Then, though you know I love my chicken, I loooooooooooove my plants. Set to breaking these guys down:


The browned chicken had rendered a fair amount of fat. I drained out all but a thin film. But you know, YOU KNOW, I left those heavenly crispy bits coating the bottom of the pan. Flava, baby!


In went the veggies, cut bite-sized, to get a preliminary browning.


So I had spent much of the earlier part of the day failing to pay attention in church and thinking about what direction this chicken stew was going to go in. I started fantasizing about the various delicious rice dishes the families of the kids I work with (the vast majority of whom are Hispanic) had brought in to our Thanksgiving celebration. Seriously, can someone’s Salvadoran grandmother sit me down in the kitchen and teach me to make rice?

I decided this would be a chicken, veggie, and rice affair, like those dishes, but considerably alter the proportions (with rice being the smallest, not biggest, piece of the puzzle).

Scooted over went the veggies, in went the rice to the middle.


(I also used, oh heresy, brown rice).

Now when this gringa tries to go Latin, she takes what shortcuts she can. Thus best friends of the ambitious, wannabe caliente home cook, Sazon Goya and Rotel.


I basically dissolved the Sazon in enough water to cook the rice- in my particular example, I used half a cup of rice, 1 cup hot water from the kettle, 1 packet Sazon.

What an adorably alarming color!


Dumped that on top of the rice.

Then nested on the chicken.


Then the Rotel atop the chicken, for moistification.


Then the lid. If yours is sort of straining to cover all the goodness, simply weigh it with a few cans.


Once off the stove, I sort of just stirred everything together to make a big yummy mess (this made a TON so I left some of it back in the pot!)


Aded some cilantro on top, to throw in some color and you know, this was “Mexican”.


Thoughts? This is neither Mexican food nor a particularly authentic chicken stew.

That being said? This meat was MOIST! WOW! Being in that pot with the steaming vegetables, the seasoned water and the tomatoey Rotel on top meant that the chicken just soaked up all that moist yummy goodness! It was scrumpsh!

As for roasted vegetables and rice, they are always good! Who cares if it was an odd medley if every element in it was good? 

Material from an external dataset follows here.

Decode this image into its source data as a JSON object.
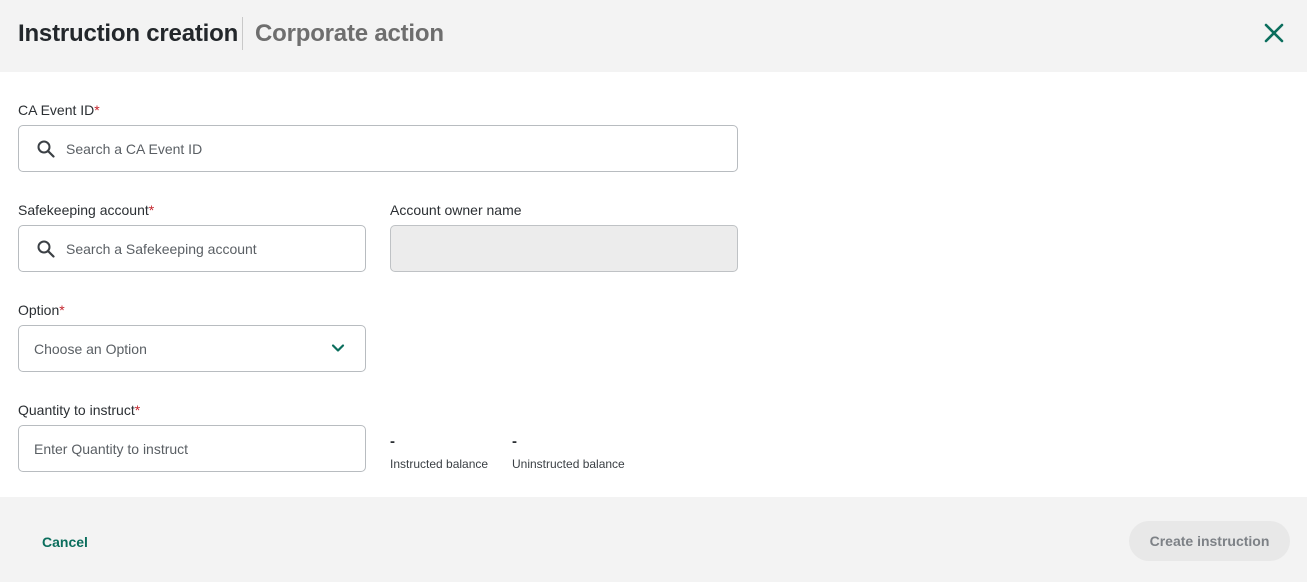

Confession: this was actually my second roast chicken in as many weeks. In my defense, much of the first one had to be thrown away due to blackout stupidity. God, I hate power lines. Slash love and need and hope they won’t be lost again tomorrow.

Anyway, the first time I made my now-classic Zuni Cafe roast chicken. Salted in advanced, simply cooked in the skillet in its own juices, it is subbblimmmmmmmmmme.


And thos escrummy juices in the pan, cooked down, become a glorious gravy that soaked everything so delectably.


In a concession to my plants, I made cabbage (actually quite good- just threw into the hot oven with the chicken tossed with honey mustard and apple cider vinegar, and it caramelized quite nicely, if not real photographically).


Then I dug into my meat and potatoes :D



Steven Alexander Heathcliff Basil Bert said...

All I can say is thank God for your daydreaming in church, the fatherly Lebanese butcher, and the odd medley of vegetables. Everything you did for the chicken created a taste bud constellation.

Out of this world tasty, Ileana.

Jess said...

I LOVE eating chicken like that!! It is making me hungry...